I believe judges need to have an appreciation of what seems like justice to the public, although this does need to be tempered by considerations of consistency and wider policy. Given the enduring popularity of figures like Lord Denning, I believe this approach might lead to fewer people thinking that the law is an ass. I would submit therefore that it is important that our teaching of the law preserves the ability of our students to connect with their feelings about the law and justice.

John Rumbold

[1] Essi Viding, Eamon McCrory, and Ana Seara-Cardoso, ‘Psychopathy’ (2014) 24 Current Biology R871

[2] Ian B. Lee, ‘Is there a cure for corporate psychopathy’ (2005) 42 Am. Bus. LJ 65; Kevin B. Riech, ‘Psycho lawyer, qu’est-ce que c’est: the high incidence of psychopaths in the legal profession and why they thrive’ (2005) 39 Law & Psychol. Rev. 87

[3] Emma Jones, Emotions in the Law School: Transforming Legal Education Through the Passions (Routledge 2019)

[4] Antonio Damasio, Descartes’ Error (Random House 2006)

[5] Carrie Menkel-Meadow, ‘Portia in a different voice: Speculations on a women’s lawyering process’ (1985) 1 Berkeley Women’s LJ 39

[6] Caroline Maharg ‘Why Study Emotion?’ in Caroline Maughan and Paul Maharg, (eds), Affect and legal education: Emotion in learning and teaching the law. (Routledge 2016)

[7] Daniel Kahneman, Thinking, Fast and Slow (MacMillan 2011)

[8] Andrew Phang, ‘The Natural Law Foundations of Lord Denning’s Thought and Work’ 14 Denning Law Journal 159

[9] Ibid; Clare Dyer, ‘Lord Denning; controversial peoples’ judge dies aged 100’ (Manchester, Mar 6th 1999) The Guardian 9; Edmund Heward, Lord Denning: A Biography (Weidenfeld & Nicolson, 1991); we should acknowledge that Lord Denning had a mixed record on supporting the rights of women and ethnic minorities.

[10] Menkel-Meadow (n5)

[11] Jesper Roberts, and Julian Ryberg (eds.) Popular Punishment: On the Normative Significance of Public Opinion (OUP 2014); Lucas Noyon, Jan W. de Keijser, and Jan H. Crijns, ‘Legitimacy and public opinion: a five-step model’ (2020) 16 International Journal of Law in Context 390

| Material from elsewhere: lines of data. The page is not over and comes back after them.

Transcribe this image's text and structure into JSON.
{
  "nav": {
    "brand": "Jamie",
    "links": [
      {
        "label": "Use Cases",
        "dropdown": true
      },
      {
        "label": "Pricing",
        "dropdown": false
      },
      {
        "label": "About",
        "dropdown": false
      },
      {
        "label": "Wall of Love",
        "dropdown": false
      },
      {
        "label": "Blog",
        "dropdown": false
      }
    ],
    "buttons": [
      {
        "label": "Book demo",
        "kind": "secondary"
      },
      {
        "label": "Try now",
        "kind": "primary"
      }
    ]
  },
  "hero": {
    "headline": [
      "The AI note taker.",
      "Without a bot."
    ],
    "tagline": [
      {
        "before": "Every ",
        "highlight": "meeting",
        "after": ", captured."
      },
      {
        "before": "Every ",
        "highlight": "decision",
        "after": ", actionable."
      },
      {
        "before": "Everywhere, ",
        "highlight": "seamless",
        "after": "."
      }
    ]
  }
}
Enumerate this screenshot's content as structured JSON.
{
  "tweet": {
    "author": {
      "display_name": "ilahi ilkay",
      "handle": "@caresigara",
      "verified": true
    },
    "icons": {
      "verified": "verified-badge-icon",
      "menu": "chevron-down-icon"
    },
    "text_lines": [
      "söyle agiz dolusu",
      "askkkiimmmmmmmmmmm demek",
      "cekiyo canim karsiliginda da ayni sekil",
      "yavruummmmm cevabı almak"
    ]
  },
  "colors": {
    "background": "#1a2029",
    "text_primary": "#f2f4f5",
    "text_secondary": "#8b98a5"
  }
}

[12] John N. Adams and Roger Brownsword, ‘The Ideologies of Contract’ (1987) 7 Legal Studies 205